National Renewable Energy Action Plan national_renewable_energy_action_plan_ireland_en

All Eu members reports:  

National Energy Efficiency Action Plan Plan how to meet the targets for sustainable energy 2007 -2020 in compliance with EU regulations.

National Energy Efficiency Action Plan Chapter 10:

Ireland will be at the forefront of energy research, supporting the developing of energy efficiency in order to accelarate contribution to Irelands energy supply that will help to deliver a sustainable energy future for Ireland. (opposite to fracking! of fossil fuels) Page 28 promises us a low carbon energy to all customers Page 54 stimulates the increased uptake of renewable energy sources, and promotes clean and sustainable transport. (controversial to transport of the fracking) Page 57 promises to move the market towards competative provision of sustainable products and services.,29088,en.htm Draft: DRAFT FRAMEWORK for public consultation ren. energy (before 29 Feb. 2012)

Offshore Renewable Energy Development Plan (OREDP) Public consultation (closed 6 May 2011) Main draft report- Natura Impact Statement volume 1

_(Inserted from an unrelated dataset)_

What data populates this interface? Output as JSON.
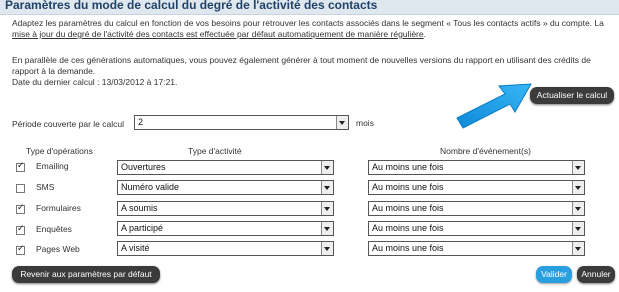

Natura Impact Statement- reduced size and figures, volume 2

Natura Impact Statement – appendices, volume 3